Being a freelancer gives you a great deal of flexibility in your work. You can work closely with just one or two clients, for example, or you can do a wide array of projects for a number of clients using platforms like Fiverr and Upwork.

As with other computer-based, home-based businesses, your freelance business will allow you to take advantage of small business tax deductions such as:

  • The portion of your rent or mortgage that pays for your home freelancing office.
  • A portion of your internet bill, as well as part of your phone bill if you use it to coordinate with clients.
  • Part of the cost of your computer, as well as a graphics tablet if you use it for design work.
  • The cost of any software programs you use for your freelancing work, such as Microsoft Word for writing documents or Adobe Illustrator for creating designs.

7. Becoming a Social Media Pro

For people who love using social media, professional social media jobs are a natural fit.

If you want to be the star of your own social media efforts, you might want to try becoming a social media influencer. Or if you prefer to stay behind the scenes, you could thrive as a social media content creator, manager or strategist.

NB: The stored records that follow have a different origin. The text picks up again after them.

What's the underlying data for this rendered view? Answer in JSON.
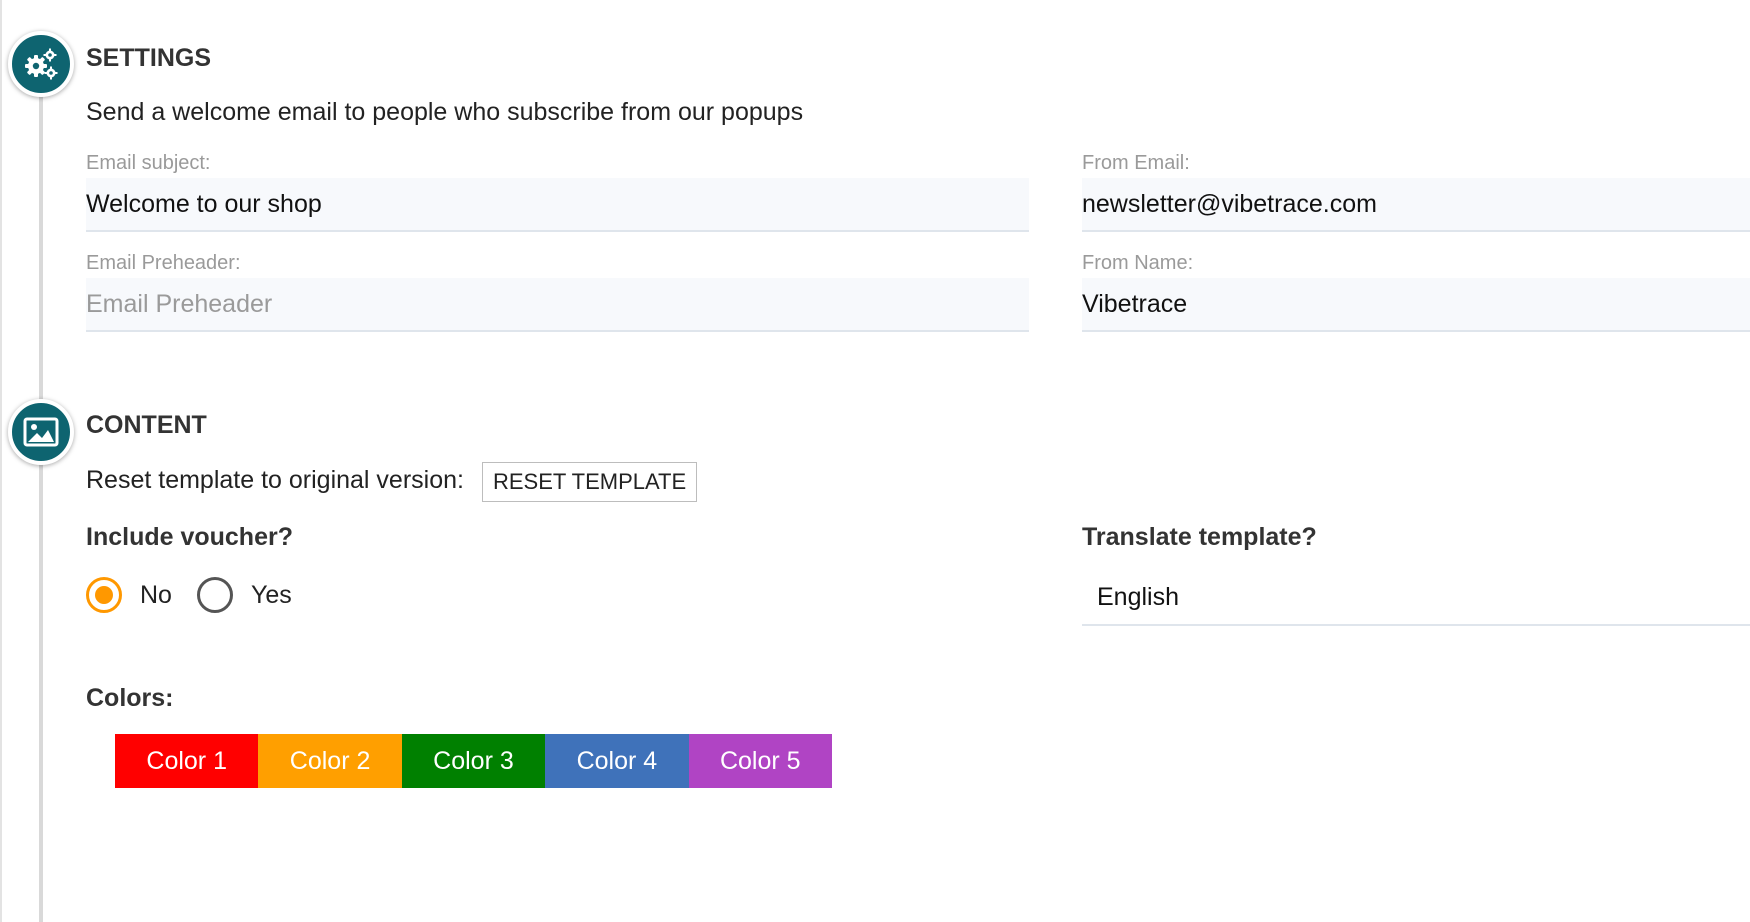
{
  "settings": {
    "title": "SETTINGS",
    "icon": "gears-icon",
    "description": "Send a welcome email to people who subscribe from our popups",
    "email_subject": {
      "label": "Email subject:",
      "value": "Welcome to our shop"
    },
    "from_email": {
      "label": "From Email:",
      "value": "newsletter@vibetrace.com"
    },
    "email_preheader": {
      "label": "Email Preheader:",
      "placeholder": "Email Preheader"
    },
    "from_name": {
      "label": "From Name:",
      "value": "Vibetrace"
    }
  },
  "content": {
    "title": "CONTENT",
    "icon": "image-icon",
    "reset_text": "Reset template to original version:",
    "reset_button": "RESET TEMPLATE",
    "voucher": {
      "label": "Include voucher?",
      "options": [
        {
          "label": "No",
          "selected": true
        },
        {
          "label": "Yes",
          "selected": false
        }
      ]
    },
    "translate": {
      "label": "Translate template?",
      "value": "English"
    },
    "colors": {
      "label": "Colors:",
      "swatches": [
        {
          "label": "Color 1",
          "color": "#ff0000"
        },
        {
          "label": "Color 2",
          "color": "#ff9f00"
        },
        {
          "label": "Color 3",
          "color": "#008000"
        },
        {
          "label": "Color 4",
          "color": "#3f72ba"
        },
        {
          "label": "Color 5",
          "color": "#b044c4"
        }
      ]
    }
  },
  "theme": {
    "accent": "#0e6470",
    "radio_selected": "#ff9800"
  }
}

In terms of small business tax deductions, a social media business can provide write-offs such as:

  • The portion of your rent or mortgage that pays for your home social media office.
  • A portion of your internet bill, as well as part of your phone bill if you use it to talk to clients or sponsors.
  • Part of the cost of your computer, plus any other devices you use to access social media for professional purposes.
  • The cost of gas you use traveling to and from meetings.
  • The price of items purchased for your social media work, such as products purchased specifically to review in a YouTube video.

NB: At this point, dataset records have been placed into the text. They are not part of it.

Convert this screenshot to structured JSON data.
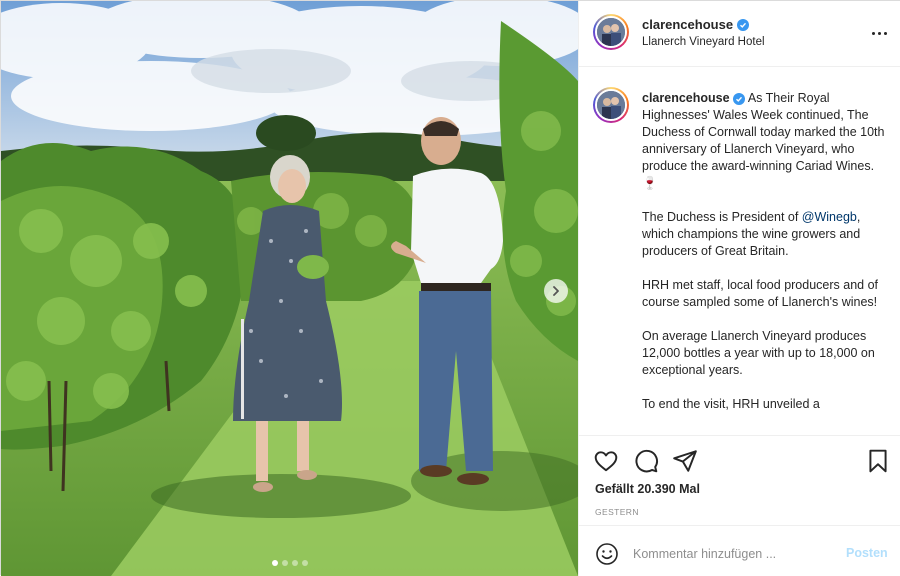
{
  "post": {
    "username": "clarencehouse",
    "location": "Llanerch Vineyard Hotel",
    "carousel": {
      "slide_count": 4,
      "active_index": 0
    }
  },
  "caption": {
    "username": "clarencehouse",
    "p1": "As Their Royal Highnesses' Wales Week continued, The Duchess of Cornwall today marked the 10th anniversary of Llanerch Vineyard, who produce the award-winning Cariad Wines. 🍷",
    "p2_before": "The Duchess is President of ",
    "p2_mention": "@Winegb",
    "p2_after": ", which champions the wine growers and producers of Great Britain.",
    "p3": "HRH met staff, local food producers and of course sampled some of Llanerch's wines!",
    "p4": "On average Llanerch Vineyard produces 12,000 bottles a year with up to 18,000 on exceptional years.",
    "p5": "To end the visit, HRH unveiled a"
  },
  "engagement": {
    "likes_text": "Gefällt 20.390 Mal",
    "date_text": "GESTERN"
  },
  "comment": {
    "placeholder": "Kommentar hinzufügen ...",
    "post_label": "Posten"
  },
  "icons": {
    "like": "heart-icon",
    "comment": "comment-icon",
    "share": "paper-plane-icon",
    "save": "bookmark-icon",
    "more": "more-options-icon",
    "emoji": "emoji-icon",
    "next": "chevron-right-icon",
    "verified": "verified-badge-icon"
  },
  "colors": {
    "verified": "#3897f0",
    "mention": "#00376b",
    "post_button": "#b2dffc"
  }
}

Keep Costs Low with Small Business Tax Deductions

The standard tax deduction is great, but for entrepreneurs, the small business tax deductions provided by their work can be even better. Whether larger capital assets or small but frequent purchases, all those write-offs can add up to make a big difference.

And if you're struggling to make sense of your tax returns, we have a solution for that too. With our small business bookkeeping and accounting services, you can stop puzzling over calculations and get back to running your home business.

 

Bookkeeping & Accounting | Incfile
13
Paper List

Like What You're Reading?

Get fresh monthly tips to start & grow your LLC.

Related Articles

  • ​Do LLCs Get a 1099 During Tax Time?
  • The Only Cheat Sheet for LLC Expenses + Taxes You Need
  • What Tax Forms Do I Need to File as an LLC?
  • 30 Profitable Food Truck Ideas for the Bootstrapped Entrepreneur
  • Commonly Overlooked Tax Deductions and Credits That Should Be on Your Radar
  • S Corp vs. C Corp: Differences and Benefits of Each
  • 15 Items You Can Easily Flip for $100-$5,000 in Profit a Month
  • 5 Virtual Address Services for Your Small Business
  • 20 Businesses You Can Start with $1,000
  • Side Hustles for Teens: 20 Ideas to Get Started
  • 15 U.S. States with the Lowest State Fee to Start a Business Today
  • How to Pay Yourself From an LLC
  • So You Moved? Follow This Guide to Moving Your LLC to Another State
  • LLC vs. Sole Proprietorship: Which One Is Right for Your Small Business?
  • PLLC vs. LLC: What You Need to Know
  • 30 Best Businesses to Start in 2023
  • The ‟Golden Rules” for Naming Any Business
  • Can You Have Multiple Businesses Under One LLC? What Are the Rules?
  • Need a Physical Address for Your Business?
  • 8 Words to Avoid When Naming Your LLC